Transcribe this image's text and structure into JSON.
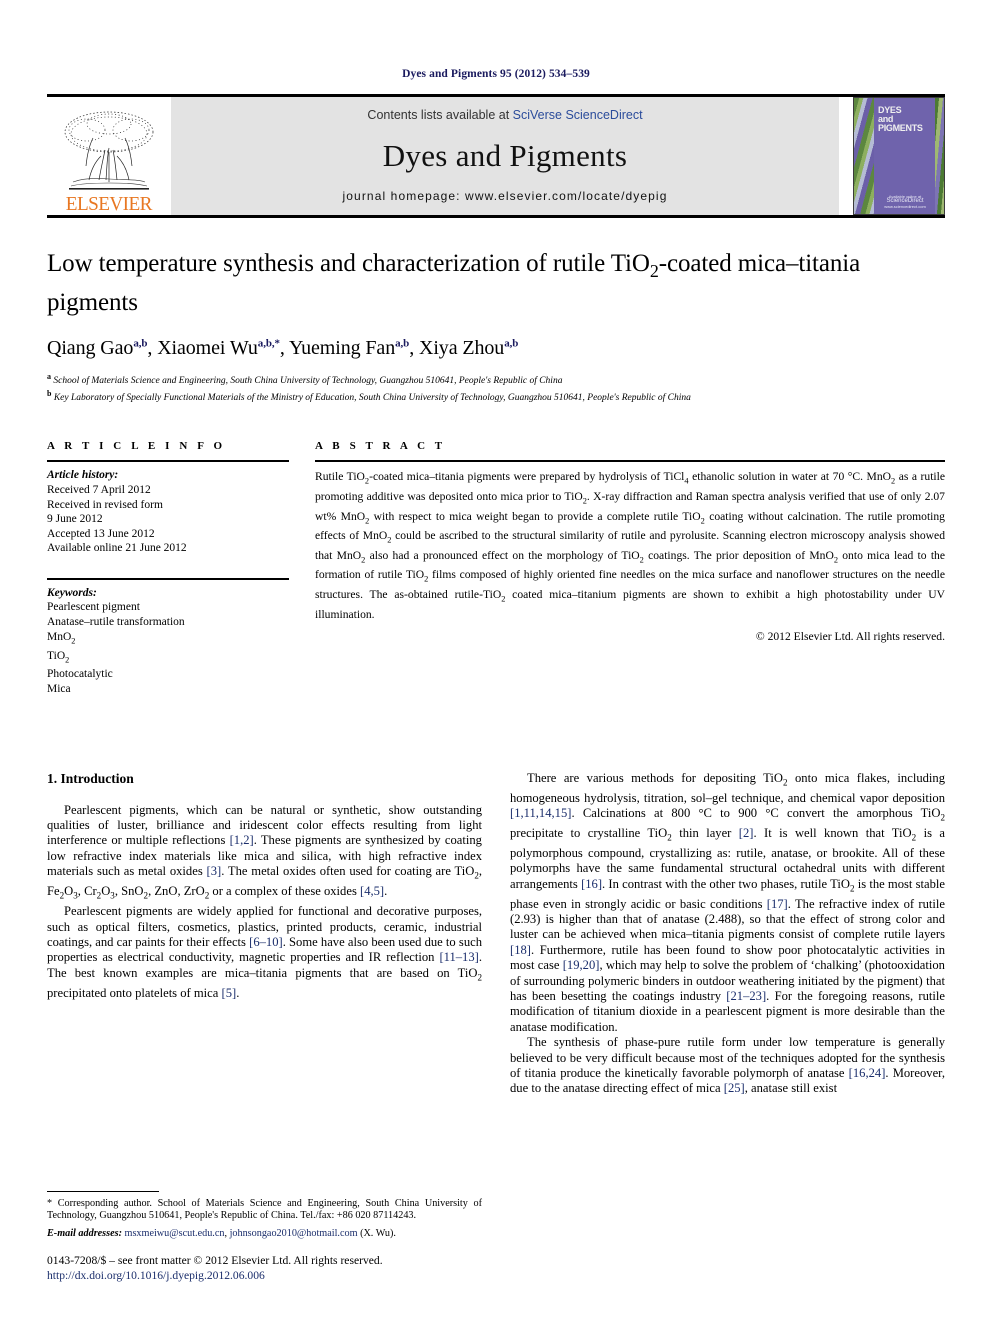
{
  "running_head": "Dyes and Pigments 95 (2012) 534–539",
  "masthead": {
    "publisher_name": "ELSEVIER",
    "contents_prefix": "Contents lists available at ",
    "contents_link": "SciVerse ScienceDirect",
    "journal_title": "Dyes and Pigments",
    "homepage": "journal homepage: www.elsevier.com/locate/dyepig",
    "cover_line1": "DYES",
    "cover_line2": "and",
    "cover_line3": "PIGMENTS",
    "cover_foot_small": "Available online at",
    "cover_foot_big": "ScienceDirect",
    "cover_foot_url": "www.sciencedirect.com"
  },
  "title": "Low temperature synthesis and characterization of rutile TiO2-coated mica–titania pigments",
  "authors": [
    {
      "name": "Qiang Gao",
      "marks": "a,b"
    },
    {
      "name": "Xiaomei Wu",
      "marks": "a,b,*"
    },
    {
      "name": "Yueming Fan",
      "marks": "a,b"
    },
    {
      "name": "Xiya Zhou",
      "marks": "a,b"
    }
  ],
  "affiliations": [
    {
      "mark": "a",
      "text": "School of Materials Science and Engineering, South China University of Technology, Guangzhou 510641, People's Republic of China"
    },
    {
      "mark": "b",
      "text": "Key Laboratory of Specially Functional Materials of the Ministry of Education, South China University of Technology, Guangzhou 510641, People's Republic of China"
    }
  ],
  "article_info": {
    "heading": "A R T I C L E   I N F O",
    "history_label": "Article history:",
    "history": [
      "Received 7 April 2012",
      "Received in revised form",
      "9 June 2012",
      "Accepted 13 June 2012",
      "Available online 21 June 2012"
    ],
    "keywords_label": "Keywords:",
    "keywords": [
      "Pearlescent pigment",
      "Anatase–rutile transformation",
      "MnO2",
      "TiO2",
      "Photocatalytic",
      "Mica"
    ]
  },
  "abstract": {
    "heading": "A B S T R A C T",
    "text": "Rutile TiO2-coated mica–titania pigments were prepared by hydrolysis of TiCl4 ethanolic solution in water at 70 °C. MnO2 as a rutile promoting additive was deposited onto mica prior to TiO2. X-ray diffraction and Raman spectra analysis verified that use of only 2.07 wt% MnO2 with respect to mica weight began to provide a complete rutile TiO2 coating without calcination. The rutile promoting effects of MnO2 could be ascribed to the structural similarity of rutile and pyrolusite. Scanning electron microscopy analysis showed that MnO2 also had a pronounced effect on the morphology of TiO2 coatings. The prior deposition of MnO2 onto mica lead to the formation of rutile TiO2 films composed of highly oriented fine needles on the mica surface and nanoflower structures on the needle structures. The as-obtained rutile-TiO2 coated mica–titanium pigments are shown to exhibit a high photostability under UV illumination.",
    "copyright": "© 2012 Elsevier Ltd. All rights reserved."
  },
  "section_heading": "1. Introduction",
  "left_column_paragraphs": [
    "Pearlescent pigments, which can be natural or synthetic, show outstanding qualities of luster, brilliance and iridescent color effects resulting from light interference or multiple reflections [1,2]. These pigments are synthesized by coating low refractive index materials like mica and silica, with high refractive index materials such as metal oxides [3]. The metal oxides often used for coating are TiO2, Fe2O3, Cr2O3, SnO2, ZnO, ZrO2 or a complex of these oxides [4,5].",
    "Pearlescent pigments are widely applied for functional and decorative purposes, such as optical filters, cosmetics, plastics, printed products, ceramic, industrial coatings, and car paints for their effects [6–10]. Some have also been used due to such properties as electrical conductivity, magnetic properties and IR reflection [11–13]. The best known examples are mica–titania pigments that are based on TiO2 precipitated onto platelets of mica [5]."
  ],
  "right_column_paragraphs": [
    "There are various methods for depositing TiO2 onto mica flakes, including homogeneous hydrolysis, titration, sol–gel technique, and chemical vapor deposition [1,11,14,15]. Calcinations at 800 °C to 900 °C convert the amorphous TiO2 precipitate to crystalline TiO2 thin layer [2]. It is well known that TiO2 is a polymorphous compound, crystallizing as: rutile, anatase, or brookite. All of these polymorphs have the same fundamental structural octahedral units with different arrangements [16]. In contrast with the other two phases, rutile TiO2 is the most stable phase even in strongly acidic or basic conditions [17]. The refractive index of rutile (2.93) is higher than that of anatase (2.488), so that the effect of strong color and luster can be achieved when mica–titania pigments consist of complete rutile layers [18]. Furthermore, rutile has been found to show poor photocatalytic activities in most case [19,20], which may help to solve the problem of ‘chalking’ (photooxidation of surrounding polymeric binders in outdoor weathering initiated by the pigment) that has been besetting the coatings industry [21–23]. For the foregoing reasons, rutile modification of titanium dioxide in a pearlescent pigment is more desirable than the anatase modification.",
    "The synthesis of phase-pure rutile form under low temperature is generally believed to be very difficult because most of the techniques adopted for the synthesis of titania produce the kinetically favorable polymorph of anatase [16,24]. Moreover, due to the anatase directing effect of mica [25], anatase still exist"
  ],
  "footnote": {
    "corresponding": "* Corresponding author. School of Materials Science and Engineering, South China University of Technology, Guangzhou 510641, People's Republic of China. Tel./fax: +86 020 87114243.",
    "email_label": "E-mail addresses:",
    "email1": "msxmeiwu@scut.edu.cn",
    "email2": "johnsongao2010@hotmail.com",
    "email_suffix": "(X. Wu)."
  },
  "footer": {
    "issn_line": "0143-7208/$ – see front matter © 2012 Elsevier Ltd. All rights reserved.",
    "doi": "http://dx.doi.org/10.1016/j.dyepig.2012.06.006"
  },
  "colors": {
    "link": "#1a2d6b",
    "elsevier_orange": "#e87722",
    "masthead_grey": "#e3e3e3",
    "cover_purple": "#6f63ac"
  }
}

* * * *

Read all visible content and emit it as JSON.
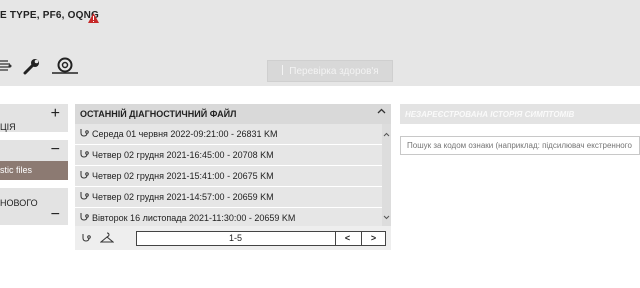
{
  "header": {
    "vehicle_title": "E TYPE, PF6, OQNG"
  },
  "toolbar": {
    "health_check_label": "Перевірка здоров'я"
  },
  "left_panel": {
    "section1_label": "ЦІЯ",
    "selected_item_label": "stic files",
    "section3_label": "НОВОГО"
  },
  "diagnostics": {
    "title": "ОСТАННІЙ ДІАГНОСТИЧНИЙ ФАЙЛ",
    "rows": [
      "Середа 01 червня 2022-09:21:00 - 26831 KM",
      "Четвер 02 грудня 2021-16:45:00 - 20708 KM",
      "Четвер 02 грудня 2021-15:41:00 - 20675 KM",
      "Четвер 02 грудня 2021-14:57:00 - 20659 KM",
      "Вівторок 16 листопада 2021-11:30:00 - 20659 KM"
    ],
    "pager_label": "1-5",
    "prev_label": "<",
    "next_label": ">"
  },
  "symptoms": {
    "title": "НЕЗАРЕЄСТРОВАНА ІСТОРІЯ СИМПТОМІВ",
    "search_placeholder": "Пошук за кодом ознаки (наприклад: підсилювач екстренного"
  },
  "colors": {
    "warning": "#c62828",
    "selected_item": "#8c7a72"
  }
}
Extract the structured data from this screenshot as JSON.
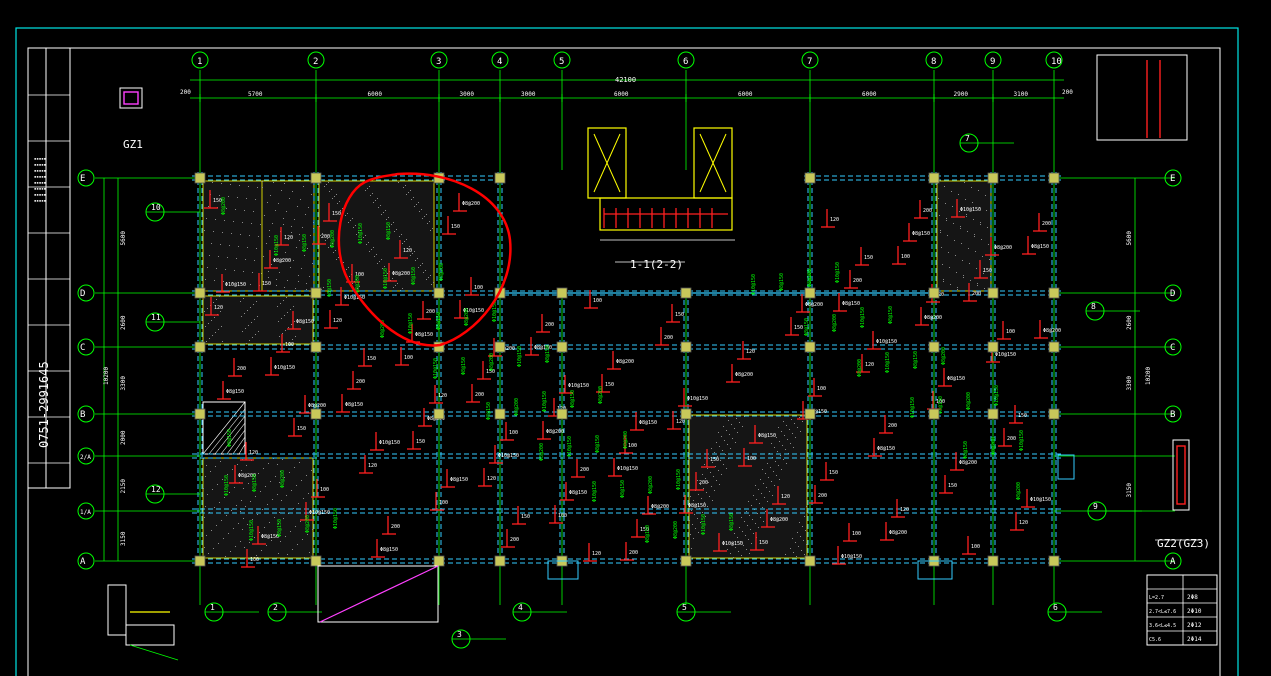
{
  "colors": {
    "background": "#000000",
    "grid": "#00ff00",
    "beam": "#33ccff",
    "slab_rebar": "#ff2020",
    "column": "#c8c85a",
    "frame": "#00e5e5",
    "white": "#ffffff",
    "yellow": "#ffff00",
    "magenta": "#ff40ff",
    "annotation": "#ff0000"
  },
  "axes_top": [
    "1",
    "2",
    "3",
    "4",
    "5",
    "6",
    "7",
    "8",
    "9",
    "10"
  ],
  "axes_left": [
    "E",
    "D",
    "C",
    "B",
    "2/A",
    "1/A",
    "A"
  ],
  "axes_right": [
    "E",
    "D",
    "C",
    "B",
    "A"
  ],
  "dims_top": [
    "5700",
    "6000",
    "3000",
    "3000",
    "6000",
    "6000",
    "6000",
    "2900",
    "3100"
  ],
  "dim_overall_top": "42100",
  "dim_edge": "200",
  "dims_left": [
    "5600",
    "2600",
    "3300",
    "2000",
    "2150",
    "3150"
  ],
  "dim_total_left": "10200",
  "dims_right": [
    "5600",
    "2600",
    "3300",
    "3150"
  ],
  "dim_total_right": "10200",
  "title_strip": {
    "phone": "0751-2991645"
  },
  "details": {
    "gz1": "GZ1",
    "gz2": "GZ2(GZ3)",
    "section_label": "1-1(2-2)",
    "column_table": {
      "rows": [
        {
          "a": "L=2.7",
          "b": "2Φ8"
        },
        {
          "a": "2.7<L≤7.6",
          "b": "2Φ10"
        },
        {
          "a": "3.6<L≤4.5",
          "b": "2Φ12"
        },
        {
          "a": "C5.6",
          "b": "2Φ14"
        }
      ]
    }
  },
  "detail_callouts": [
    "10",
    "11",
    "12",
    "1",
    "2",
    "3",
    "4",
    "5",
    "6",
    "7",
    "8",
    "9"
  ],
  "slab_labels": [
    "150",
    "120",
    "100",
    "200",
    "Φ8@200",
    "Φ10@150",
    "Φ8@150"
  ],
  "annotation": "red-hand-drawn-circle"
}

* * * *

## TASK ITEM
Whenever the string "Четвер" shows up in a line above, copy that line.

## RESULT OF THIS EXERCISE
      "Четвер 02 грудня 2021-16:45:00 - 20708 KM",
      "Четвер 02 грудня 2021-15:41:00 - 20675 KM",
      "Четвер 02 грудня 2021-14:57:00 - 20659 KM",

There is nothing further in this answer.